Adam Melvin is a composer and
lecturer in Popular and Contemporary Music at Ulster University,
Derry~Londonderry, Northern Ireland. A great deal of both his compositional and
research practice is concerned with interrogating the relationship between
music, sound, site and the visual arts, particularly moving image. He has
received numerous international performances and broadcasts of his music; his
research has been published in The Soundtrack, Short Film Studies (Intellect)
and in the Palgrave Handbook of Sound Design and Music in Screen Media. He is a
member of Dublin’s Spatial Music Collective.
Brian Bridges is a composer and
lecturer based in Derry~Londonderry, Northern Ireland, where he lectures in
music technology at Ulster University and is Research Director for music and
associated subjects. He is the current president of ISSTA (the Irish Sound,
Science and Technology Association) and serves on the editorial board of
Interference: a Journal of Audio Culture. Much of his work is inspired by
connections between perceptual processes, creative practices and technologies,
and his creative output includes sound–based installations, audiovisual pieces
and electroacoustic and acoustic composition, including microtonal and spatial

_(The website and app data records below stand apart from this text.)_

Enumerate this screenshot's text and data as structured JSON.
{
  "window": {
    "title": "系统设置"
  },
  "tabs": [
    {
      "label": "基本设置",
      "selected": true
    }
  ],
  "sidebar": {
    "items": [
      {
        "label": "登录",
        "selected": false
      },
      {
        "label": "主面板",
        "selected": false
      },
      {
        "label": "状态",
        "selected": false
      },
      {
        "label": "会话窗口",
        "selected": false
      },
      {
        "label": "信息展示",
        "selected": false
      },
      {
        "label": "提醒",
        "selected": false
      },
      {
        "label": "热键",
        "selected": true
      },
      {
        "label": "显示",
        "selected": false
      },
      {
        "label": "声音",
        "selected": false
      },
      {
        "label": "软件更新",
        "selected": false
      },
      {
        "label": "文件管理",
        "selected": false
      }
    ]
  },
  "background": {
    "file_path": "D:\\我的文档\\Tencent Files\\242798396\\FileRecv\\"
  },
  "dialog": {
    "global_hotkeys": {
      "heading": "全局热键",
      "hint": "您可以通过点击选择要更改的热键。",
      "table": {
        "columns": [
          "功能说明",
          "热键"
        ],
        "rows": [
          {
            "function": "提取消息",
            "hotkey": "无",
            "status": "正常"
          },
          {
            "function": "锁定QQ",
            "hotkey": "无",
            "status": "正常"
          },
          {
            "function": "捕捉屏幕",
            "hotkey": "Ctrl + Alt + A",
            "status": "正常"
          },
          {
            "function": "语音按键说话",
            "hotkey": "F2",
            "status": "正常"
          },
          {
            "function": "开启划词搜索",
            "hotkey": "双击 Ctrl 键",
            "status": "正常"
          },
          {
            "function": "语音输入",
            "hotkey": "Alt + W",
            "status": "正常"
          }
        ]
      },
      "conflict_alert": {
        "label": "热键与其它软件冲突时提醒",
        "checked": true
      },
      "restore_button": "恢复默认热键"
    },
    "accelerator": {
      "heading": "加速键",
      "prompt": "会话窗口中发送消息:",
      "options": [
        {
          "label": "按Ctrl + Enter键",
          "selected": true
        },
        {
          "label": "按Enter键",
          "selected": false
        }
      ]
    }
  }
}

music. He is a member of the Spatial Music Collective and is represented by the
Contemporary Music Centre.